[Opening Records for the exercise section]
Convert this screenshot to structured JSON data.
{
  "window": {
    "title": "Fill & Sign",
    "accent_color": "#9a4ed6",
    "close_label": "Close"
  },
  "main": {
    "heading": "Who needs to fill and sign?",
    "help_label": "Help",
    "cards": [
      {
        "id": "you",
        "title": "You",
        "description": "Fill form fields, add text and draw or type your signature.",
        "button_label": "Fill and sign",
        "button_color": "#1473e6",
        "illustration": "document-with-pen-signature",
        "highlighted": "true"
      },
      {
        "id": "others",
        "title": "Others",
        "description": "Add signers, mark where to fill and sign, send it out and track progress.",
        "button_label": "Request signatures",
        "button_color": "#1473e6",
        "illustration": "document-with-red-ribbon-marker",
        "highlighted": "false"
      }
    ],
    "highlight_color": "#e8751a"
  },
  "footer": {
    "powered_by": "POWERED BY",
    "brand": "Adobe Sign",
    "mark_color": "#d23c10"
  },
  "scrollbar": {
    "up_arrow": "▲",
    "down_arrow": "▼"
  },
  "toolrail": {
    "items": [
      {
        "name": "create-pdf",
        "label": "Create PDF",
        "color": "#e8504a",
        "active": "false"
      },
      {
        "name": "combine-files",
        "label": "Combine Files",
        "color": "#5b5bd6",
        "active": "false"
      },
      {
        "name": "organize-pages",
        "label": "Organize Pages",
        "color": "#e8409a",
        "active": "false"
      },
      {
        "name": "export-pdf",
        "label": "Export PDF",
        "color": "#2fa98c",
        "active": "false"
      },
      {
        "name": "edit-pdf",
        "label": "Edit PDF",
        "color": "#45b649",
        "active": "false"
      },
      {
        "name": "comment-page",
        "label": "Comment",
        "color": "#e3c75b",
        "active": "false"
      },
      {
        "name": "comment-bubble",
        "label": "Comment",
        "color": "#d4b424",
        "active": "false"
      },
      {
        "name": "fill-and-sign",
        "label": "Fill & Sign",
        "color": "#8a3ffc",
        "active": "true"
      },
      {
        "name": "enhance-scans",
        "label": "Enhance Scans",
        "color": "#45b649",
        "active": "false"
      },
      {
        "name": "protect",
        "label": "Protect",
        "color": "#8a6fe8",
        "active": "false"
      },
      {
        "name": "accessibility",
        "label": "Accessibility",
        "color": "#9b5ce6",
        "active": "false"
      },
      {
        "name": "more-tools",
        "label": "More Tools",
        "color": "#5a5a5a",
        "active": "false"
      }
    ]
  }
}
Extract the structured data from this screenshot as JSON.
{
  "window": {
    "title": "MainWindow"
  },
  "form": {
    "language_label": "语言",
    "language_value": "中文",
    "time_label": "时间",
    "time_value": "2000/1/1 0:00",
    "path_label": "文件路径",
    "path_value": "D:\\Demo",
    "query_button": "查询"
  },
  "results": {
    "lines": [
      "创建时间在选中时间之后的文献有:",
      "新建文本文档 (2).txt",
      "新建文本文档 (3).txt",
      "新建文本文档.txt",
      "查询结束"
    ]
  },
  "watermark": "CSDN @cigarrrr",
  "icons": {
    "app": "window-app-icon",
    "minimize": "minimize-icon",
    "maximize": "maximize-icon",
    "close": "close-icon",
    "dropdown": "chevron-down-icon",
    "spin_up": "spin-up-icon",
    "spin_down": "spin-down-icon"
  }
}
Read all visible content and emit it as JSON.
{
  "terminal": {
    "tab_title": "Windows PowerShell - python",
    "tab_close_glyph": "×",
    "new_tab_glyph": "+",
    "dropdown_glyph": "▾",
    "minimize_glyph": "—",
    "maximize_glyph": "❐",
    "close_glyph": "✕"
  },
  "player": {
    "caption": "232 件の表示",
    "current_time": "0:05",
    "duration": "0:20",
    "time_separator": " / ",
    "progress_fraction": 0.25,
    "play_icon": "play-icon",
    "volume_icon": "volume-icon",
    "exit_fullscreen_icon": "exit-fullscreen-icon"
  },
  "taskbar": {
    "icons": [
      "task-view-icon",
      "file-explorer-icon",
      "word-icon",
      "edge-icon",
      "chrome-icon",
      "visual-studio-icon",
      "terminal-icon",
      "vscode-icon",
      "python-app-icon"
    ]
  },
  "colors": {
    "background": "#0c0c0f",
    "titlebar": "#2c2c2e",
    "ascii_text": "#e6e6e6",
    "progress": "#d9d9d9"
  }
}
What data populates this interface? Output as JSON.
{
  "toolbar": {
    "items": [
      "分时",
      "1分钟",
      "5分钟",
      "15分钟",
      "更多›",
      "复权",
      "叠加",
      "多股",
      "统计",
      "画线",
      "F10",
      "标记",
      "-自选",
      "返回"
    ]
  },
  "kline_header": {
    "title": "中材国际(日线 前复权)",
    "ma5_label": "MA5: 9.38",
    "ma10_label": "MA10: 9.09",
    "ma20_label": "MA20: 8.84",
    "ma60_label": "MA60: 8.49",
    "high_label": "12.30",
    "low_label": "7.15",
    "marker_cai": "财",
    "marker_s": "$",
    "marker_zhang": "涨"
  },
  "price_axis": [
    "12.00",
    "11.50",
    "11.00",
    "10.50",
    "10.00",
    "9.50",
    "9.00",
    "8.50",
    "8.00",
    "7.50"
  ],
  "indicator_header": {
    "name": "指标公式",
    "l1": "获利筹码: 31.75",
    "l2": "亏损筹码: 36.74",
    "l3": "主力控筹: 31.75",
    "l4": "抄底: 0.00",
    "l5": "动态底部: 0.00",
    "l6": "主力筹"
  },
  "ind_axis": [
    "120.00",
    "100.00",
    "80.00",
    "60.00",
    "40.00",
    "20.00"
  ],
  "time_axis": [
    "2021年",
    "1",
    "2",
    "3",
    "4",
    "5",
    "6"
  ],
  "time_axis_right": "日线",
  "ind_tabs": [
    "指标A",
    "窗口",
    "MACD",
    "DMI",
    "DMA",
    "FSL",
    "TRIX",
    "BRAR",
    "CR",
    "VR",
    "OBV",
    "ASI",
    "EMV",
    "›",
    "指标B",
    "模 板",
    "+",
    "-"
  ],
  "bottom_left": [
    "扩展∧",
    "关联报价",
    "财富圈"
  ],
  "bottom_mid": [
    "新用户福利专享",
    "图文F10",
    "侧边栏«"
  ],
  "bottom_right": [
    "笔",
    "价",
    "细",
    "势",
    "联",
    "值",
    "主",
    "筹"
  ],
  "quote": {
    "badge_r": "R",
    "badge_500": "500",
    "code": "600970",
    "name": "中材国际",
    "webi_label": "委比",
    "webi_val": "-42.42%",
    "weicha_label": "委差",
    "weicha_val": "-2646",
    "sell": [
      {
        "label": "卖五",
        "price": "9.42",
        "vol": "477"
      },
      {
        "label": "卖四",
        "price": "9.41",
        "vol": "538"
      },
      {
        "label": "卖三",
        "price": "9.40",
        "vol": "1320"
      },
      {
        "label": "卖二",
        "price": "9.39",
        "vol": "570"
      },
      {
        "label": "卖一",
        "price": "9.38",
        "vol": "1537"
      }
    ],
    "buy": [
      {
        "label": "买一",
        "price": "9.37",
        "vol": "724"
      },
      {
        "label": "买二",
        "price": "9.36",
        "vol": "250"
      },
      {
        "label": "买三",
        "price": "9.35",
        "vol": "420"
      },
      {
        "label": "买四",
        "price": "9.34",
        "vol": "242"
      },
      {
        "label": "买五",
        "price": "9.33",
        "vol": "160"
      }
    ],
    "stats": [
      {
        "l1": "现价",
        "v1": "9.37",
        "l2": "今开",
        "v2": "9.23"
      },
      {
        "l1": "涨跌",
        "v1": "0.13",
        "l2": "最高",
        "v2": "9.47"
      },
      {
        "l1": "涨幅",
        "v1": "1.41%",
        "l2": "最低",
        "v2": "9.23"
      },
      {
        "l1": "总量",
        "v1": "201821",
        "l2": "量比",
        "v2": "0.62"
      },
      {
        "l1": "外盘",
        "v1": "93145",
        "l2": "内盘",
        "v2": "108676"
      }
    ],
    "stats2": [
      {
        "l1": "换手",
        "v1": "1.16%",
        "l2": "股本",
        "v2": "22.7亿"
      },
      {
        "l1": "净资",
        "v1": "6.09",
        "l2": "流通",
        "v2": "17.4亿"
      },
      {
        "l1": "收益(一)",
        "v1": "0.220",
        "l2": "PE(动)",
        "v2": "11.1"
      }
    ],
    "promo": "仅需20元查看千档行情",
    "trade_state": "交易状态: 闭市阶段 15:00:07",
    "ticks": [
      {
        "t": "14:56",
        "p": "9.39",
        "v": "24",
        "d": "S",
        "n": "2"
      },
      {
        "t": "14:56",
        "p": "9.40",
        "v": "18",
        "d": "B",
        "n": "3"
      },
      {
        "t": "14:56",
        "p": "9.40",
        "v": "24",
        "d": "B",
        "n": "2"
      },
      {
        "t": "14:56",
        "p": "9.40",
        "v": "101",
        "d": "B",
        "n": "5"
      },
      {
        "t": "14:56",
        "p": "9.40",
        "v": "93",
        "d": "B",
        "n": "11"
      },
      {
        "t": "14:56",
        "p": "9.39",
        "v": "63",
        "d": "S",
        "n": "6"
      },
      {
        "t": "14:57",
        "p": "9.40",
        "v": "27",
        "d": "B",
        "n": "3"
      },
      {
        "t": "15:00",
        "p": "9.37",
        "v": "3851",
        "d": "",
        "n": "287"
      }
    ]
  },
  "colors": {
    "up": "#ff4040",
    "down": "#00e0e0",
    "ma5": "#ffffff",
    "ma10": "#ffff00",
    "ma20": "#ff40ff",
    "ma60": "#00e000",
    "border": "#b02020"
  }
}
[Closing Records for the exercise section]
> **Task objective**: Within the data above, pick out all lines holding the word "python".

> **Output of the task**:
    "tab_title": "Windows PowerShell - python",
      "python-app-icon"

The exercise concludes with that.